>    commanco to kwecyrem, "a cookable feast."
>PASSIVE:    tsob kwecyrem, "under cooking,"
>    "cooked/being cooked."
>     commanco tsobkwecyrem, "a feast being cooked."
>PROGRESSIVE:  bom kwecyrem, "with cooking," "cooking."
>    Bomkwecyrem al nantry, "my mother (is) cooking.
>    Or:  Li kwecyvar bomkwecyrem, "the cooking cook."
>APTITIVE: (?)    om kwecyrem,  "of cooking," "cookative,"
>    concocting, given to cooking, culinary, always in  the kitchen."
>    Li gwenda om kwecyrem, "the domestic girl."
>
>It has a habitual sense to it, but "habituative" didn't seem quite right.
>The term needs to express the sense given in our -ive endings:
>tendency towards, aptitude towards, given to doing something.
>No one has said that the Aptitive is inapt, nobody has said that it's apt.
>Have I just coined a new word?

AFAIK yes, you have coined a new word.  I've even checked to see if
'aptiuus' might have existed in Latin: it's not attested  :)
Presumably it would be a derivatived from 'apere' (to join).

>Or is there one out there that is used
>to describe a tendency towards something?  The inclinative?

AFAIK 'inclinative' is not attested in English, tho 'inclinatory' is.  But
I find that in Latin the adjective 'inclinatiuus' was a grammatical term
meaning "enclitic", which is not what we want here.

Two possible words come to mind:
PROCLIVITATIVE <-- Latin 'procliuitas' (gen: procliuitatis) = "a tendency
toward(s)", a disposition, proneness, propensity".  On the downside, the
word is rather long.

PROPENSIVE <-- Latin Latin adj. 'propensus' = "with an inclination to,
disposed toward(s), prone to".

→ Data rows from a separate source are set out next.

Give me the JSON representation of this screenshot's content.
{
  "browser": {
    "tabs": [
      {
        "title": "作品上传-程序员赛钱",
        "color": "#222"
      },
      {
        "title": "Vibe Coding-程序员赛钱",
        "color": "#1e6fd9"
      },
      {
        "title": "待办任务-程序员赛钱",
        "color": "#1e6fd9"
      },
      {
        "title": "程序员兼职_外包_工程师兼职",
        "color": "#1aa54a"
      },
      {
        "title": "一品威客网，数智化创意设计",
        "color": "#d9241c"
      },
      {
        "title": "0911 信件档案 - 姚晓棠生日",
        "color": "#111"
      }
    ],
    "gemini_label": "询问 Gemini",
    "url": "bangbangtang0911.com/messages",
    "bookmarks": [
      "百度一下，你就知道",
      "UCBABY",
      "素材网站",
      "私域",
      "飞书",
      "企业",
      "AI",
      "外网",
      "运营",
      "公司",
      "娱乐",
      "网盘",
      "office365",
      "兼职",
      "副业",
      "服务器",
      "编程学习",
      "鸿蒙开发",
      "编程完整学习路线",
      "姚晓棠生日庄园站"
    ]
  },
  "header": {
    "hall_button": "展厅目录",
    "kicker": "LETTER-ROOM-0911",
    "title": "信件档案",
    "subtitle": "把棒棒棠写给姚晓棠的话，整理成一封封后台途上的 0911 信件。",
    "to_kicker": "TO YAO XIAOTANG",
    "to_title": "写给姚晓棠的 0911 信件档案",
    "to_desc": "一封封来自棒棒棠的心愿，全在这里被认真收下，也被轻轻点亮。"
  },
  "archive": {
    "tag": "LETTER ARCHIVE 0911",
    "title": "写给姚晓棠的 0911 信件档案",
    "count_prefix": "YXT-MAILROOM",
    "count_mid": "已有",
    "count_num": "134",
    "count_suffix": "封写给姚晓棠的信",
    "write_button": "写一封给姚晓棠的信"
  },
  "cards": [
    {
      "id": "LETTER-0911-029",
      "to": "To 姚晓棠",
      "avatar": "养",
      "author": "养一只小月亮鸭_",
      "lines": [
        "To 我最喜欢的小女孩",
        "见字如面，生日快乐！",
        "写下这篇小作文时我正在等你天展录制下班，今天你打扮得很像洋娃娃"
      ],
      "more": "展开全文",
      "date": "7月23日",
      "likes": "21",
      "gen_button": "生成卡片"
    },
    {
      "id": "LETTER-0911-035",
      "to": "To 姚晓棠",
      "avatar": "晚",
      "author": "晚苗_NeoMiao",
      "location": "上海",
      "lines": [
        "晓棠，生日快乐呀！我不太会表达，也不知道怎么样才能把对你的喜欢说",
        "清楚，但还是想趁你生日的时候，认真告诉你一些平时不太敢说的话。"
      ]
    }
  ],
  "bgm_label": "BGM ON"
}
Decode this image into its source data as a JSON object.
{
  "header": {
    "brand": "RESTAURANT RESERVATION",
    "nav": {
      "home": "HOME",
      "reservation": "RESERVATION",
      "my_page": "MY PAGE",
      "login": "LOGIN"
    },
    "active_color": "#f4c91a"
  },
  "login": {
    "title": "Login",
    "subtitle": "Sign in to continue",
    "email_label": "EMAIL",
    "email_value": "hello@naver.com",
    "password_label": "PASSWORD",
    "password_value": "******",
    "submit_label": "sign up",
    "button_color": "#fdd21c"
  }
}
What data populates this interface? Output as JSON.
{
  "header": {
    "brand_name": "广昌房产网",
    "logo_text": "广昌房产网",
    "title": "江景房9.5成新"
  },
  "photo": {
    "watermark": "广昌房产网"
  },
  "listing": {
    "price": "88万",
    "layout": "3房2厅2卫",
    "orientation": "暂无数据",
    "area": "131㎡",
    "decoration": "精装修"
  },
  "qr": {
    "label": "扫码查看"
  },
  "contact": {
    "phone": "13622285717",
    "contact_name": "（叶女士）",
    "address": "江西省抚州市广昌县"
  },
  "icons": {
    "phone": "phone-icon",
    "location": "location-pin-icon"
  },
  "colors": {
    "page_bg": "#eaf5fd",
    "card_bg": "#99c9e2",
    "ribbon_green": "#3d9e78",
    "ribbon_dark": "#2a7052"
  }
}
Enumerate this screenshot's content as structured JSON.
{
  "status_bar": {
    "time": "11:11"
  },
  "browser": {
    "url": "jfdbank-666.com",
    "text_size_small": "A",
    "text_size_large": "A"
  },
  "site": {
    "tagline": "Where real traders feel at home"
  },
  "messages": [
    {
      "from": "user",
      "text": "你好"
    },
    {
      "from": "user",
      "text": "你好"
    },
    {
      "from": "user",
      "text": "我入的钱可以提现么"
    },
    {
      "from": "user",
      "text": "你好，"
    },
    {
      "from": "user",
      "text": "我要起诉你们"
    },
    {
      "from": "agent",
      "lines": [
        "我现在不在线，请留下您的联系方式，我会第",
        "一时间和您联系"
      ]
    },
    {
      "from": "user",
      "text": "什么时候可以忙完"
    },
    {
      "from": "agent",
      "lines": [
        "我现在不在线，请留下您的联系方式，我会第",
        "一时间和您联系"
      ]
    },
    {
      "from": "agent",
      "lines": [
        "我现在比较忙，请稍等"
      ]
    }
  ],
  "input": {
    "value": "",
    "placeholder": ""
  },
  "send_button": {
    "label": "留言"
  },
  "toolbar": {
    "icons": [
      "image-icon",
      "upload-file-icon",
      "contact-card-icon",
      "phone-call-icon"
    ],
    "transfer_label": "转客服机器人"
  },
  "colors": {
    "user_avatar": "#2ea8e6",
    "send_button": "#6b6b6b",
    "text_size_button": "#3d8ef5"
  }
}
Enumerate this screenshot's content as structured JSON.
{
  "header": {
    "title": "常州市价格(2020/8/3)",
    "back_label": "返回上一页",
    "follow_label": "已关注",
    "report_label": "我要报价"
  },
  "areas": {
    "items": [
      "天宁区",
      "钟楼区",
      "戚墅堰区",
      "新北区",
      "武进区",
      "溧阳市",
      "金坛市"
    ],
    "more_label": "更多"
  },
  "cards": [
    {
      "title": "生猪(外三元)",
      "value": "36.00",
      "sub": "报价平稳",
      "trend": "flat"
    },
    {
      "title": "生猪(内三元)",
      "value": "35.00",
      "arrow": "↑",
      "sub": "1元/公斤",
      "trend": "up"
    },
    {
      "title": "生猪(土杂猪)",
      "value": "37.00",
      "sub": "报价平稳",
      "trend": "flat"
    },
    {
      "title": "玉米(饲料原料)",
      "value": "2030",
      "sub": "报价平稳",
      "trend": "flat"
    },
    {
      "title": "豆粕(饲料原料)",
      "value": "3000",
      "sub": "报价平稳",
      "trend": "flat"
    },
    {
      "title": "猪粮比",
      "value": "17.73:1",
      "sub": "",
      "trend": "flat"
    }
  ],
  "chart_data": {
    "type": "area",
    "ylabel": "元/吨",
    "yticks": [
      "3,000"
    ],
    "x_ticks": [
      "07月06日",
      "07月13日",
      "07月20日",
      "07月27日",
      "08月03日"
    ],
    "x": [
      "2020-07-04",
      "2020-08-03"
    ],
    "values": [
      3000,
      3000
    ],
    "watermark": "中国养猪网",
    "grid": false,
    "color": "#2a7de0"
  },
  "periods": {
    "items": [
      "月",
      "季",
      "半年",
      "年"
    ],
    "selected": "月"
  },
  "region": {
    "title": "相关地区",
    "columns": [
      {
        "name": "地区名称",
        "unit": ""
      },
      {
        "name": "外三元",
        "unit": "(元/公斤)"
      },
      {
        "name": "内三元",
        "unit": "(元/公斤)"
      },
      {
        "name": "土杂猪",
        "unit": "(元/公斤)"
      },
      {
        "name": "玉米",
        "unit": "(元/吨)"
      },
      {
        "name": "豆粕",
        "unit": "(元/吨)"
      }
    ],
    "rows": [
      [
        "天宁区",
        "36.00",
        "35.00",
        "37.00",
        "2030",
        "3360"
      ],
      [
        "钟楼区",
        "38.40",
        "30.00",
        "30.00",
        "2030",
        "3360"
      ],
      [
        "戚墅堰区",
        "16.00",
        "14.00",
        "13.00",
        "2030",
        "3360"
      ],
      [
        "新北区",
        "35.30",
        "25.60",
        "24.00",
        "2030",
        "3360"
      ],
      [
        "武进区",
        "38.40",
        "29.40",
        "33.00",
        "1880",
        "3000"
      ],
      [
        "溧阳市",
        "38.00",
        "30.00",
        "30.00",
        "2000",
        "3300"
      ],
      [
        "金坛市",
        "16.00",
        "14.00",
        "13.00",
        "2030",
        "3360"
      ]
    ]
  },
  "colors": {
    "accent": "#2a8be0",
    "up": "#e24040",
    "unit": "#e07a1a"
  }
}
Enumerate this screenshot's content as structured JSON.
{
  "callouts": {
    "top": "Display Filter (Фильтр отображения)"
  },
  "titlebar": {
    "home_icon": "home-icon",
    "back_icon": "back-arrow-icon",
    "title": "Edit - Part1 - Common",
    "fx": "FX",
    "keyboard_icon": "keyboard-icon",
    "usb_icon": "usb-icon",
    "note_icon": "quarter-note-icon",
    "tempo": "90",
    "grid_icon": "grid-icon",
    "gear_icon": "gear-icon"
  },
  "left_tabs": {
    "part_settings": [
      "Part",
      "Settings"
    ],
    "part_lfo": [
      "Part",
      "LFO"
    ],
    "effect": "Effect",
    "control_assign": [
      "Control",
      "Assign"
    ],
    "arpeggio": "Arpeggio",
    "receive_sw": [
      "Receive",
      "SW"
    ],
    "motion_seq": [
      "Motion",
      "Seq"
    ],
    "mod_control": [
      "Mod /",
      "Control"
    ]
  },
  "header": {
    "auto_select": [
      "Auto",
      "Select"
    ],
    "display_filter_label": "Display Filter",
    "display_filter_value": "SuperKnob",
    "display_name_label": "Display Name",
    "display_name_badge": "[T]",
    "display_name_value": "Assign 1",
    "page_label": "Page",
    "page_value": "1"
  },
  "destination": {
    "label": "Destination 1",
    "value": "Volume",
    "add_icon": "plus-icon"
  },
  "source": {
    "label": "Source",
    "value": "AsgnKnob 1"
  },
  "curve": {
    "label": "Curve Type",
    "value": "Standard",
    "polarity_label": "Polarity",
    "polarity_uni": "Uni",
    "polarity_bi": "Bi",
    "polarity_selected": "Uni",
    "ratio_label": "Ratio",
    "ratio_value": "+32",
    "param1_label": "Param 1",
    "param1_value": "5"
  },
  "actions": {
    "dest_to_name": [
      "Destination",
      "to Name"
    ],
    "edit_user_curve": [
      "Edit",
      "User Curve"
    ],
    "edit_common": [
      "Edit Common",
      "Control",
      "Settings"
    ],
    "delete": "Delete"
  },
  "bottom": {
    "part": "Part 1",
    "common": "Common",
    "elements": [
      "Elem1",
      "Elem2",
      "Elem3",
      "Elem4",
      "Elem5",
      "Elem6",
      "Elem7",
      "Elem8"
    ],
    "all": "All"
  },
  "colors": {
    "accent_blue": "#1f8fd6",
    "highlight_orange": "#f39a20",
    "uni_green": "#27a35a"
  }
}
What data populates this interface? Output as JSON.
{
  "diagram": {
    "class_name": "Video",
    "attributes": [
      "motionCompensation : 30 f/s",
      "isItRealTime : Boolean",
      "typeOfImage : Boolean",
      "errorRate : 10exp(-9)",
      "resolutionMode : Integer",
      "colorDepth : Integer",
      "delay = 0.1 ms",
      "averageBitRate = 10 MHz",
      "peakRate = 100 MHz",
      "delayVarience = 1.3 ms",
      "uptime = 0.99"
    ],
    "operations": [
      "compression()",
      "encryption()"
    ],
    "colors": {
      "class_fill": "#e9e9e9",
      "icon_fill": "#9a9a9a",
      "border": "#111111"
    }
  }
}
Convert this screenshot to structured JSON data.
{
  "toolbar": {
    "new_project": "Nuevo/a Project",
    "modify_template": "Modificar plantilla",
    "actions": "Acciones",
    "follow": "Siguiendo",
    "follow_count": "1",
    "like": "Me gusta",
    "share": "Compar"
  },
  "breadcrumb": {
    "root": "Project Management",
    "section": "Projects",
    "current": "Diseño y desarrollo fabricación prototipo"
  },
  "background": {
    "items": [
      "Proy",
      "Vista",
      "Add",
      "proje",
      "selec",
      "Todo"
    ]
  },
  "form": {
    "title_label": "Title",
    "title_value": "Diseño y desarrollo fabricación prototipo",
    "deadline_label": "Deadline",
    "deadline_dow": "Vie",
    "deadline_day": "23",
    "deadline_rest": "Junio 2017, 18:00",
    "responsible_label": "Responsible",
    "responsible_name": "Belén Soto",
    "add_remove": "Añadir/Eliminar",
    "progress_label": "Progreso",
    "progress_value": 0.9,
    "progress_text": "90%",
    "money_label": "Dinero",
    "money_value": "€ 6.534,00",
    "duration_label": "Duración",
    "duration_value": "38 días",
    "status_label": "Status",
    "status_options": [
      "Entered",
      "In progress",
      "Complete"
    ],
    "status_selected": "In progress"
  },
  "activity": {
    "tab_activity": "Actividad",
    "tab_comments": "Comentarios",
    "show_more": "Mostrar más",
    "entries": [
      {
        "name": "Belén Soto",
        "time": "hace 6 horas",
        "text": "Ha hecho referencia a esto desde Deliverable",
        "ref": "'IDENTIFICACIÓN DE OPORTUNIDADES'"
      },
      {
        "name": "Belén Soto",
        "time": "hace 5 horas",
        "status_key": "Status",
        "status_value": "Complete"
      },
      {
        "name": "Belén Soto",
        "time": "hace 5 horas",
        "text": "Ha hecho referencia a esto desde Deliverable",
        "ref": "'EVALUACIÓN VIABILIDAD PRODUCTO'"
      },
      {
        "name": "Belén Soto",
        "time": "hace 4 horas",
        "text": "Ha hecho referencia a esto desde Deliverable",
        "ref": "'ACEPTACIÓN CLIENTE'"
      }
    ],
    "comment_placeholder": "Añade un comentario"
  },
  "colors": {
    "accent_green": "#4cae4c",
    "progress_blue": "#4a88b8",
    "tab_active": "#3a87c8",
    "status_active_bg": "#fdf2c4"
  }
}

I think I prefer the latter.

>One more request:  Since you live near the place,

Well, within 150 miles.  Yes, yes, I know that in the US that's considered
almost living next door  :)

>maybe you could
>answer a question I posed to your Brethenig/Kernu/ConCeltic list
>that was met with stone-cold silence:  Where can I get a common
>sticker--Rwyn Caru Cymru--with a "heart" where the "caru" is,
>for my new car?  The old sticker, weathering rain and snow and
>salt dust for twelve years, went the way of the old car.

I don't know - but I still have connexion with Wales & visit occasionally.
I'll make enquiries.

>
>I would even jump for a Welsh dragon.

Who wouldn't?

Ray.